Imagine that you are sitting in a cafeteria, casually gossiping with your co-workers about the latest celebrity scandal and showing off pictures from your child’s first birthday party. A man stands up in the middle of the room, climbs on a table, and announces to the room how much he loves his wife. Cute, right? Right. Now pretend that, instead, the man climbs on the table and claims anyone who thinks his wife is not the greatest woman in the world is ignorant and should reconsider their views on marriage. Still cute? Probably not.
This situation demonstrates the fine line between pride and arrogance, one that Brad Paisley and LL Cool J seem to straddle with their new song, “Accidental Racist”. (Yes, that is the actual title.) The tune, which aims to disassociate the love of the south with racism, has sparked some controversy over the past few days. Its bold lyrics and stance has even classified it as The Worst Song Ever by some (an inaccurate claim, considering Rebecca Black’s “Friday” is still in circulation).

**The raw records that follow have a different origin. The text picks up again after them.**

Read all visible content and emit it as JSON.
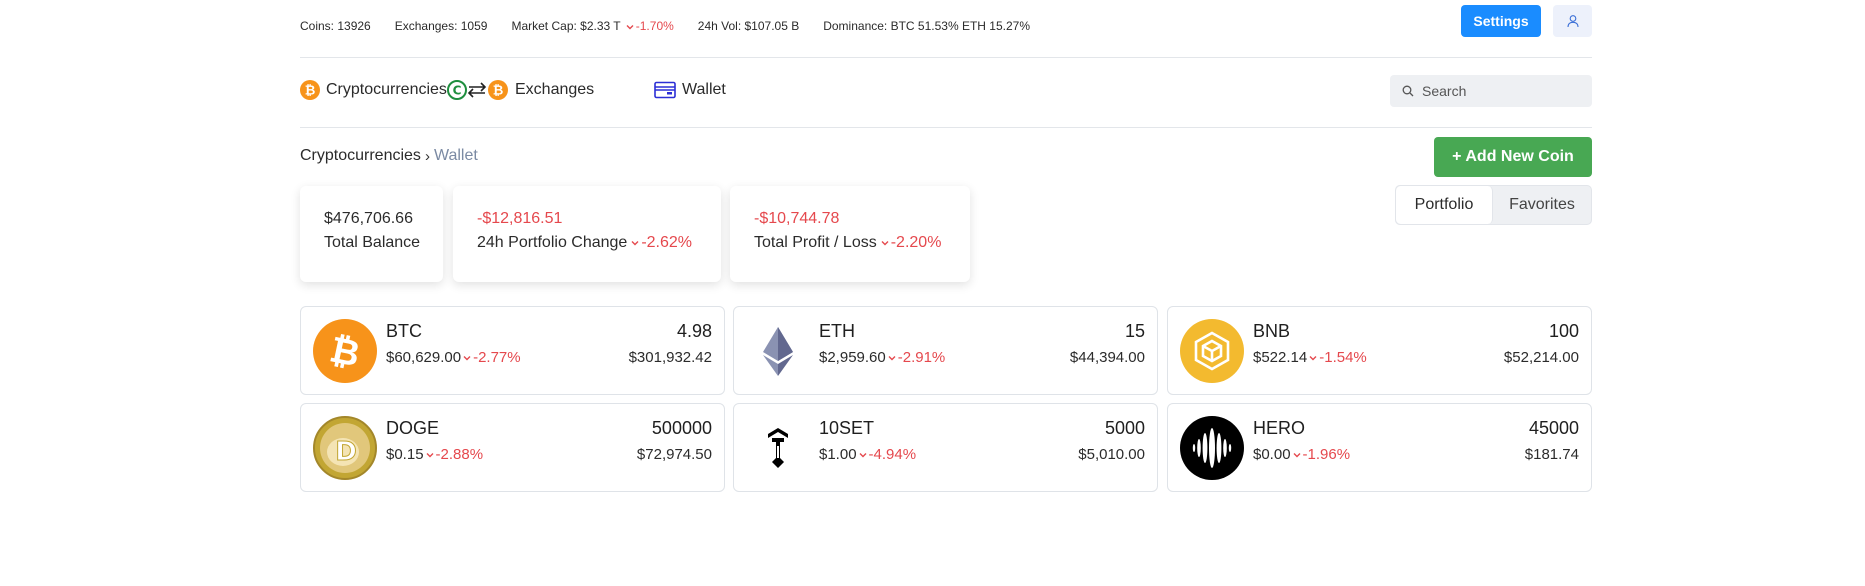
{
  "colors": {
    "settings_bg": "#1a8cff",
    "add_bg": "#48a853",
    "negative": "#e5484d",
    "crumb_muted": "#7b8aa3"
  },
  "stats": {
    "coins": "Coins: 13926",
    "exchanges": "Exchanges: 1059",
    "market_cap_label": "Market Cap: $2.33 T",
    "market_cap_change": "-1.70%",
    "vol": "24h Vol: $107.05 B",
    "dominance": "Dominance: BTC 51.53% ETH 15.27%"
  },
  "header": {
    "settings_label": "Settings",
    "user_icon": "user-icon"
  },
  "nav": {
    "cryptocurrencies": "Cryptocurrencies",
    "exchanges": "Exchanges",
    "wallet": "Wallet",
    "search_placeholder": "Search"
  },
  "breadcrumb": {
    "root": "Cryptocurrencies",
    "current": "Wallet"
  },
  "actions": {
    "add_coin": "+ Add New Coin",
    "tab_portfolio": "Portfolio",
    "tab_favorites": "Favorites"
  },
  "summary": {
    "balance_value": "$476,706.66",
    "balance_label": "Total Balance",
    "change_value": "-$12,816.51",
    "change_label": "24h Portfolio Change",
    "change_pct": "-2.62%",
    "pl_value": "-$10,744.78",
    "pl_label": "Total Profit / Loss",
    "pl_pct": "-2.20%"
  },
  "coins": [
    {
      "symbol": "BTC",
      "price": "$60,629.00",
      "change": "-2.77%",
      "amount": "4.98",
      "value": "$301,932.42",
      "icon": "bitcoin-icon",
      "color": "#f7931a"
    },
    {
      "symbol": "ETH",
      "price": "$2,959.60",
      "change": "-2.91%",
      "amount": "15",
      "value": "$44,394.00",
      "icon": "ethereum-icon",
      "color": "#627eea"
    },
    {
      "symbol": "BNB",
      "price": "$522.14",
      "change": "-1.54%",
      "amount": "100",
      "value": "$52,214.00",
      "icon": "bnb-icon",
      "color": "#f3ba2f"
    },
    {
      "symbol": "DOGE",
      "price": "$0.15",
      "change": "-2.88%",
      "amount": "500000",
      "value": "$72,974.50",
      "icon": "doge-icon",
      "color": "#c2a633"
    },
    {
      "symbol": "10SET",
      "price": "$1.00",
      "change": "-4.94%",
      "amount": "5000",
      "value": "$5,010.00",
      "icon": "tenset-icon",
      "color": "#000000"
    },
    {
      "symbol": "HERO",
      "price": "$0.00",
      "change": "-1.96%",
      "amount": "45000",
      "value": "$181.74",
      "icon": "hero-icon",
      "color": "#000000"
    }
  ]
}
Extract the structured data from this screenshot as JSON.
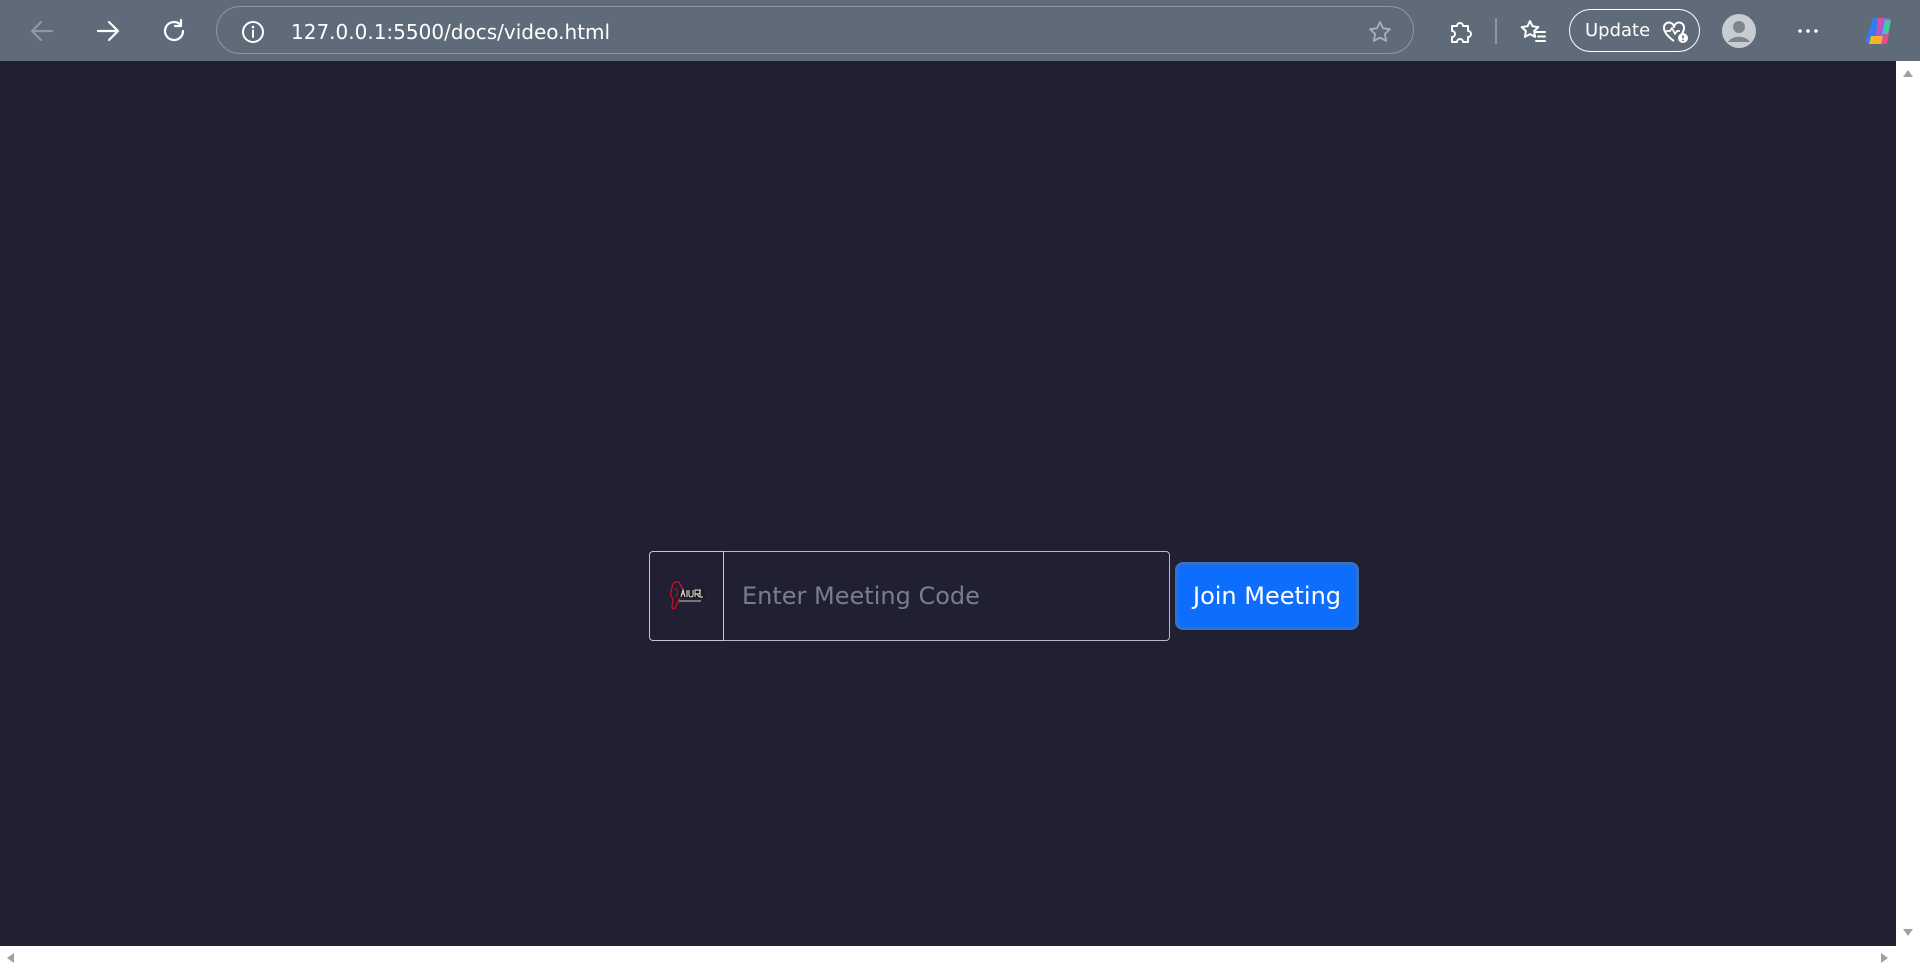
{
  "browser": {
    "url": "127.0.0.1:5500/docs/video.html",
    "update_label": "Update",
    "icons": {
      "back": "back-arrow-icon",
      "forward": "forward-arrow-icon",
      "refresh": "refresh-icon",
      "info": "info-icon",
      "favorite": "star-icon",
      "extensions": "puzzle-icon",
      "favorites": "favorites-icon",
      "profile": "profile-avatar-icon",
      "more": "more-icon",
      "copilot": "copilot-icon"
    },
    "colors": {
      "toolbar": "#5f6b78",
      "page_background": "#202032",
      "accent": "#0d6efd"
    }
  },
  "meeting": {
    "logo_icon": "company-logo-icon",
    "code_placeholder": "Enter Meeting Code",
    "code_value": "",
    "join_label": "Join Meeting"
  }
}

I think this is taking it a bit too far. Yes, “Accidental Racist” is a brazenly controversial title. Yes, Paisley’s claims about wearing a Confederate flag shirt to demonstrate his love of Lynyrd Skynyrd are a little unbelievable. Yes, LL Cool J’s use of “conversate” instead of “converse” is frustrating to anyone with a brain. I’m not denying any of that. However, behind some of the song’s offensive proclamations (at one point, Cool J yells “RIP Robert E. Lee), lies some honest ideas, ones that could have been better expressed had they not been overshadowed by Paisley’s need to defend his southern pride.
For example, in the song’s chorus, Paisley sings:
I’m proud of where I’m from but not everything we’ve done.
And it ain’t like you and me can re-write history.
Our generation didn’t start this nation.
We’re still pickin’ up the pieces, walkin’ on eggshells, fightin’ over yesterday,
And caught between southern pride and southern blame.
Many critics (translation: the entire Internet) have condemned these lines for their suggestion that whites that express their appreciation for southern culture are subjected to discrimination simply because of the South’s past history. While, yes, the lyrics seem to lean towards the “Guys, it’s time to just let that whole slavery thing go” sentiment, they also point out a number of important themes, including the need to separate the person from their past and their image from their character. Additionally, Paisley’s patriotism for his homeland is almost admirable. After all, is it really wrong to be proud of your homeland? This is what the song is proposing.
To be clear, I’m not defending “Accidental Racist” or the artists who created it. In fact, judging solely from this song, I might peg Paisley as the kind of guy to question why “Black Pride Month” is a socially acceptable concept while “White Pride Month” is not. What I’m saying is this: “Accidental Racist” may trivialize the South’s history by portraying “the white man living in the South land” as a victim, but the song’s concept stemmed from good intentions. This does not make what Cool J and Paisley appropriate, of course, for the same reason that telling your best friend her butt looks fat in her favorite dress is not appropriate, even if you were trying to be helpful.
However, the situation does beg the question: Do good intentions justify bad actions? Should Paisley and Cool J be criticized for the song’s message, even though its underlying ideas were not meant to be malicious? If “Accidental Racist” were written with a bit more tact, could it have been redeemed? And lastly, can we write the tune off as an example of poor execution or should the duo be sentenced to some sort of psychological evaluation to determine how racist they really are? (Is racist even the right word?) Or if we decide to go back to the cafeteria metaphor, should we accept the lunch table guy’s slightly arrogant declarations simply because he has “good intentions” or should we tell him to sit down, keep his thoughts to himself, and let everyone continue discussing Kimye’s future child in peace?
Image via NYDailyNews.com